Although this course is similar to CCK09, I think that EC&I 831 will challenge me to:

  • get perspectives of social media education – history, ideas & development
  • expand my social learning theories & applications
  • experiment & play with NEW social learning & open educational tools/resources
  • provide a critical lens for curriculum development with social media & open education
  • build up my learning network – connect & enage with new online peers
CCK09, Learning Community, MOOC

Connecting to CCK09

Last night was the first meeting for the open course Connectivism & Connective Knowledge (CCK09) facilitated by George Siemens and Stephen Downes. Approximately 708 students have signed up for either credit or non-credit learning to share ideas around connected learning and knowledge at any given time. In the live elluminate room, there were about 50 or so active & engaged students ranging from a wide field of interests and professional backgrounds.

mechano

Photo c/o http://londonskyline.blogspot.com


I decided to join this course for a few reasons:

  1. Connect with other like-minded individuals online.
  2. Join a learning community interested in sharing ideas around connected knowledge and online learning.
  3. To further explore the ideas around the pedagogy of connectivism – a term coined by George & utilized in an early research/pilot project at the University of Toronto.
  4. Ponder some theories and developments for learning/performance technology to enhance my doctoral research & studies @ UNT.

The meeting last night was more around the structure of the course and expectations for the participants. The opening session introduced a myriad of methods for continual connection throughout the semester, and encouraged networking and collaboration amongst our online peers.

Although there are few structured sessions and a CCK09 schedule, this does not limit anyones means for connections beyond the confines of the course. I think it is amazing to see the connections of a few of our peers flourish immediately on Twitter, through sharing of the blogs and more.  I’m looking forward to connecting further and engaging with the numerous resources and ideas that everyone is bringing to the digital table

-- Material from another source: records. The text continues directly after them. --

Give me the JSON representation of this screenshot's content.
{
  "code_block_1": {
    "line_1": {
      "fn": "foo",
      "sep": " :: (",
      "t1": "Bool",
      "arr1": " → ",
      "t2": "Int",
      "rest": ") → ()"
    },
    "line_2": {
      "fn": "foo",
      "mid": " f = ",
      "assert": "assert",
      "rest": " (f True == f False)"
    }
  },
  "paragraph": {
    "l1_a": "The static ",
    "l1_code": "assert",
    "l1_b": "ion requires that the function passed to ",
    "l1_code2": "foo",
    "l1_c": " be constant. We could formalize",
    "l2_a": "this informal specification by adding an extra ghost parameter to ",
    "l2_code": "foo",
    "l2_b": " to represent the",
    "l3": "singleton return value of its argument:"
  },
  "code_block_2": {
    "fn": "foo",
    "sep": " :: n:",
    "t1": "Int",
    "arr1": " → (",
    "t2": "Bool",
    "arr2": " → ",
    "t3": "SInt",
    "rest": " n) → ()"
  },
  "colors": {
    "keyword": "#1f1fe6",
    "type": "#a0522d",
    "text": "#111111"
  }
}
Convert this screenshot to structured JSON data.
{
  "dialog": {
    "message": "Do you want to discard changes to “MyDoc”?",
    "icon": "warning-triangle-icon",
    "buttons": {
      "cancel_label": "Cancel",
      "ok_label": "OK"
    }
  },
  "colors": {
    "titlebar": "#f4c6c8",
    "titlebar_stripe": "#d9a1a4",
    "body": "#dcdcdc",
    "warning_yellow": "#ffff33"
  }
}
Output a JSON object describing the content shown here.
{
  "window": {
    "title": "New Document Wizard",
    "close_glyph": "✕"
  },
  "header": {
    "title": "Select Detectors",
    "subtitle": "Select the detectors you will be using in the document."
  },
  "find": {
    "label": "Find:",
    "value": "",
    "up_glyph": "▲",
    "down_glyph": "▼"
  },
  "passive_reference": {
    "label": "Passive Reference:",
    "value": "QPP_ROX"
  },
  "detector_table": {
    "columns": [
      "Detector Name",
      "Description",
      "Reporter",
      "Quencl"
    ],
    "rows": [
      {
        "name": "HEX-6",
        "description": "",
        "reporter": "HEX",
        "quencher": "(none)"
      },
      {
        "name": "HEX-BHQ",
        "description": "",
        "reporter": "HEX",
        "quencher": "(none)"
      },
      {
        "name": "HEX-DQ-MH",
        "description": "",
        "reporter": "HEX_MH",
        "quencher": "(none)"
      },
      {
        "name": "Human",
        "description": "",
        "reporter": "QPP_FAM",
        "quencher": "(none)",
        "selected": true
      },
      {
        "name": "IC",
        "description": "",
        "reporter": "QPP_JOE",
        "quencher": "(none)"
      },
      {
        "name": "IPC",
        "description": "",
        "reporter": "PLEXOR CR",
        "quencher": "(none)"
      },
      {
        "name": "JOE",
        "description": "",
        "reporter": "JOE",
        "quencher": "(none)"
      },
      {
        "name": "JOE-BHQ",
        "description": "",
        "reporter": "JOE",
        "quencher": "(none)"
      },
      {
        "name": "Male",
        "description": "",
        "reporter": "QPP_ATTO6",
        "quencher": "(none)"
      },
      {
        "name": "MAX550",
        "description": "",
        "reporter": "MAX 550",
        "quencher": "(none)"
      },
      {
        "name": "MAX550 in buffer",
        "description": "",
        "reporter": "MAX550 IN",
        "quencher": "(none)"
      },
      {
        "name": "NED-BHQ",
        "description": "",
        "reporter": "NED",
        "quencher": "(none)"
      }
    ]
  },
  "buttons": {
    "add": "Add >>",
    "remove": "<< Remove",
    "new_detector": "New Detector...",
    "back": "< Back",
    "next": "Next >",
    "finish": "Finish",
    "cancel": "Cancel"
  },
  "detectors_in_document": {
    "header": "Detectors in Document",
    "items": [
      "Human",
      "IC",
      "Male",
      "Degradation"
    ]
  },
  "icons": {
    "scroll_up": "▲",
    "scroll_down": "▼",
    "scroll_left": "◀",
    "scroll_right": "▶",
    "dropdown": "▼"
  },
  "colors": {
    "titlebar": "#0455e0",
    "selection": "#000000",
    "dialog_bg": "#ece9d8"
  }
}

TO DO List:

(before next class – September 17, 4:00 pm CST “What is Connectivism”)

Readings

What connectivism is

What is the Unique Idea in Connectivism?

Optional Readings/References:

http://ltc.umanitoba.ca/connectivism/?p=101

Little Boxes, Glocalization and Networked Individualism (.pdf)

http://it.coe.uga.edu/itforum/Paper105/Siemens.pdf


If you are interested in staying “connected” to CCK09, feel free to jump into the course as a non-credit student and/or use CCK09 tag to search on Twitter, Google Alerts, Diigo, Delicious and more! You are bound to connect to one of the members of the online learning community and perhaps take away an idea or two.

Hello to all my new online friends. Feel free to stay connected to me on this blog or via various ways I engage online –  HERE. See ya’ll on Thursday!